11.11.2018

a rare bout of nostalgia: remembering our move to canada

August 30, 2005: wmtc
Packing up the apartment and getting ready for the road trip brings back bittersweet memories.

In the spring and summer of 2005, we were in our final preparation for moving to Canada. All at once, an amazing writing opportunity dropped in my lap, we found a house to rent, and our dog Buster became extremely ill.

We made a one-day roundtrip trip to Port Credit (Mississauga) via Buffalo on the first day of what would become a new round of Saving Buster. (Since that cold and rainy night in Washington Heights when I found him on the street, near death, our lives were all about Saving Buster.) This time, it was months before we got a proper diagnosis. He got sicker and sicker, practically fading away before our eyes.

As my deadline loomed, I was writing full-time Monday through Friday, and working my day-job, two 12-hour days, all weekend.

It wasn't long before we realized Buster needed a specialist, which meant taking a subway to a Zipcar, driving the car back home, then driving all the way downtown. Multiple appointments, incredibly time-consuming -- but we saved his life. After that, he was on high doses of prednisone, which means very frequent trips outside, and he couldn't be alone for more than an hour or so.

This is a dog who already has two chronic conditions, requiring all kinds of meds. I had a spreadsheet with all the different instructions -- this on an empty stomach, this with food, these drops in both eyes twice a day, these drops in one eye once a day -- etc.

Allan hired the movers and did 100% of the packing while I churned out the words. It was the most pressure I have ever felt, before or since. But we did it. Allan got us moved. I met my deadline and got paid -- which let us not work for more than a month after moving. I was determined that Buster would make it to Canada with us, and he did.

Ten weeks later, while we were living in Port Credit, one of Buster's conditions suddenly worsened, and we had to let him go. Packing and moving makes me think of that.

It also reminds me of that day, a bit more than 13 years ago, when our dreams and our plans and our hard work and our luck all came together, and we physically moved to Canada. Coming out of the immigration building with my stamped papers, holding my arms high in victory, crying with joy and relief, Allan and I hugging and whooping. We did it.

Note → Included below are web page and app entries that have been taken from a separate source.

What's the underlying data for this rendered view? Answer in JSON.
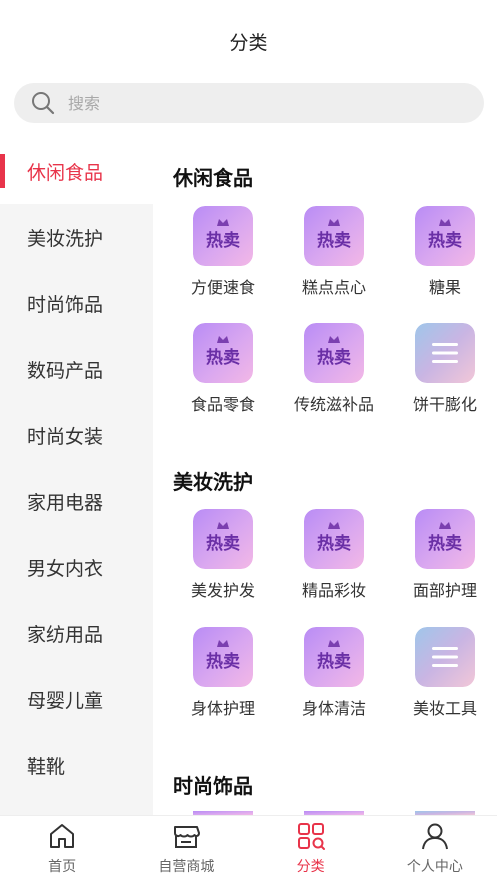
{
  "header": {
    "title": "分类"
  },
  "search": {
    "placeholder": "搜索"
  },
  "colors": {
    "accent": "#e8344a",
    "sidebar_bg": "#f5f5f5"
  },
  "sidebar": {
    "items": [
      {
        "label": "休闲食品",
        "active": true
      },
      {
        "label": "美妆洗护"
      },
      {
        "label": "时尚饰品"
      },
      {
        "label": "数码产品"
      },
      {
        "label": "时尚女装"
      },
      {
        "label": "家用电器"
      },
      {
        "label": "男女内衣"
      },
      {
        "label": "家纺用品"
      },
      {
        "label": "母婴儿童"
      },
      {
        "label": "鞋靴"
      }
    ]
  },
  "sections": [
    {
      "title": "休闲食品",
      "items": [
        {
          "label": "方便速食",
          "icon": "hot-sale-icon",
          "badge": "热卖"
        },
        {
          "label": "糕点点心",
          "icon": "hot-sale-icon",
          "badge": "热卖"
        },
        {
          "label": "糖果",
          "icon": "hot-sale-icon",
          "badge": "热卖"
        },
        {
          "label": "食品零食",
          "icon": "hot-sale-icon",
          "badge": "热卖"
        },
        {
          "label": "传统滋补品",
          "icon": "hot-sale-icon",
          "badge": "热卖"
        },
        {
          "label": "饼干膨化",
          "icon": "menu-icon"
        }
      ]
    },
    {
      "title": "美妆洗护",
      "items": [
        {
          "label": "美发护发",
          "icon": "hot-sale-icon",
          "badge": "热卖"
        },
        {
          "label": "精品彩妆",
          "icon": "hot-sale-icon",
          "badge": "热卖"
        },
        {
          "label": "面部护理",
          "icon": "hot-sale-icon",
          "badge": "热卖"
        },
        {
          "label": "身体护理",
          "icon": "hot-sale-icon",
          "badge": "热卖"
        },
        {
          "label": "身体清洁",
          "icon": "hot-sale-icon",
          "badge": "热卖"
        },
        {
          "label": "美妆工具",
          "icon": "menu-icon"
        }
      ]
    },
    {
      "title": "时尚饰品",
      "items": []
    }
  ],
  "tabbar": {
    "items": [
      {
        "label": "首页",
        "icon": "home-icon"
      },
      {
        "label": "自营商城",
        "icon": "store-icon"
      },
      {
        "label": "分类",
        "icon": "category-icon",
        "active": true
      },
      {
        "label": "个人中心",
        "icon": "user-icon"
      }
    ]
  }
}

Finding that post -- the drive north -- I scrolled through the wmtc category immigrating and moving. For a long time I marked the anniversary of moving to Canada -- six months, one year, two years, three years, four years, five years.

Then there are the "becoming a Canadian citizen" posts -- which also reminds me that this blog was, for a time, monitored by the federal government.

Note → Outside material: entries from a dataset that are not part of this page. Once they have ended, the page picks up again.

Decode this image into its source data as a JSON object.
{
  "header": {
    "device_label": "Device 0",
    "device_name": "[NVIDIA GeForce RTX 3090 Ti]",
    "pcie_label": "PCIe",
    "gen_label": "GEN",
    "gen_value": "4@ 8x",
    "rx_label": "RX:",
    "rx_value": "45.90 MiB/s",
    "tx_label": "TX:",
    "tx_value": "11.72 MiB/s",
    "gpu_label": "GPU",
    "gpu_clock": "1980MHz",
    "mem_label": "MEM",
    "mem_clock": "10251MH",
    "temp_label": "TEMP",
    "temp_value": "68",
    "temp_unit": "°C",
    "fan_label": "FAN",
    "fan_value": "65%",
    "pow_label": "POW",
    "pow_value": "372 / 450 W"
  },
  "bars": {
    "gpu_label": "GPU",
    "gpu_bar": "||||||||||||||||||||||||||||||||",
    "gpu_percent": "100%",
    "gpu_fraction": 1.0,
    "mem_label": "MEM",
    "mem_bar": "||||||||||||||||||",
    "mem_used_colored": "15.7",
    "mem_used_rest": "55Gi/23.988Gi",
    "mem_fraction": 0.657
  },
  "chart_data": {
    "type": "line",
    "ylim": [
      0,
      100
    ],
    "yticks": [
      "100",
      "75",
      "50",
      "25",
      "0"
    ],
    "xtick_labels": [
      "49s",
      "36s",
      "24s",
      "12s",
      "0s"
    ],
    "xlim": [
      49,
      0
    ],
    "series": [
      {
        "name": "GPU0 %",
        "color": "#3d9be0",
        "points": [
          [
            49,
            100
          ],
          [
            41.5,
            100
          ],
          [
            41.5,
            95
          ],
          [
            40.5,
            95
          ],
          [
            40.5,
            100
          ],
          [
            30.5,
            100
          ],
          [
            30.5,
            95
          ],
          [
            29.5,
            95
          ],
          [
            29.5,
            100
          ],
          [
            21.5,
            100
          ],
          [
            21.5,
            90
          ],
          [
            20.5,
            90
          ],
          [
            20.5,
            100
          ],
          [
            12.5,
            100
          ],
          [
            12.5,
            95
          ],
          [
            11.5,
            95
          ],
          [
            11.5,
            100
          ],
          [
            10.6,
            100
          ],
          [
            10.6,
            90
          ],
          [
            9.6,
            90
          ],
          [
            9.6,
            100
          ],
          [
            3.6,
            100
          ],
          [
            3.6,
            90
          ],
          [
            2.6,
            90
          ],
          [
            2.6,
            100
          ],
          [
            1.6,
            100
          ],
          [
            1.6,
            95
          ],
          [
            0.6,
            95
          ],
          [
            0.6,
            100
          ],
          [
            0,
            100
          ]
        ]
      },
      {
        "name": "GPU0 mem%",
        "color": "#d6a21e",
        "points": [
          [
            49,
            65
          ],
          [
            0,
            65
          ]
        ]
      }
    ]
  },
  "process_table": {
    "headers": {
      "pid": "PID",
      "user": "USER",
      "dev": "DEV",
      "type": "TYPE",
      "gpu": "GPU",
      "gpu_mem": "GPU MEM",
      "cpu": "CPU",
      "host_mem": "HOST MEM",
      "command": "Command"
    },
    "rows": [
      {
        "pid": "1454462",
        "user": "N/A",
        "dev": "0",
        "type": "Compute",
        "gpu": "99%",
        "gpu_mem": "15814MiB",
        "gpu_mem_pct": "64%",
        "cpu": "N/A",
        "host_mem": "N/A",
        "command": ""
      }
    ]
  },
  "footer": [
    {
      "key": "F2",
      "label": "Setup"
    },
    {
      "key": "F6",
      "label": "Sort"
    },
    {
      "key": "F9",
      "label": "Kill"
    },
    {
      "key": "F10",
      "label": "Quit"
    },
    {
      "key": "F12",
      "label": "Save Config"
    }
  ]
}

Then the anniversary posts end. In 2015, on our 10th anniversary of moving to Canada, we moved from our last rental house into our current apartment. I noted the day but didn't make a special post.

Through my library work, I've learned that, in general, one is an immigrant for a year, and a newcomer for five years. Living in a chosen country for more than five years, most people feel acculturated and no longer think of themselves as newcomers. This was true for me.

11.09.2018

11.11

11 anti-war books, parts 1 and 2.

11 anti-war songs.

Robert Fisk: "...Heaven be thanked that the soldiers cannot return to discover how their sacrifice has been turned into fashion appendage."

Why no red poppy, why no white poppy:
It's that time of year again, the week when no one dares show their face on Canadian television, or indeed in any public place in Canada, without a red poppy symbol dutifully stuck on their lapel. What was once (supposedly) a remembrance of the horrors of war drifted first into a celebration of war and finally into obligatory, reflexive display.

Many of my friends are wearing a white poppy today, and I wish them good luck with their campaign. I myself have no wish to display a physical comment on a symbol that is meaningless to me. It would feel like wearing a Star of David to show that I am not Christian.

There is only one symbol that can express my feelings about the war dead - the Canadians, the Americans, the Germans, the Japanese, the Vietnamese, the Guatemalans, the Africans, the Native Americans, the Iraqis, all my fellow human creatures - and the wounded, and the ruined, and the heartbroken, and the shattered witnesses - the millions of lives wasted - for conquest, for profit, for nationalism, for ideology, for imperialism, for nothing. That is the peace symbol I wear every day. And much importantly, inside, in my heart of hearts, there is my core belief that war is evil and we must oppose it.
Honour the dead by working for peace.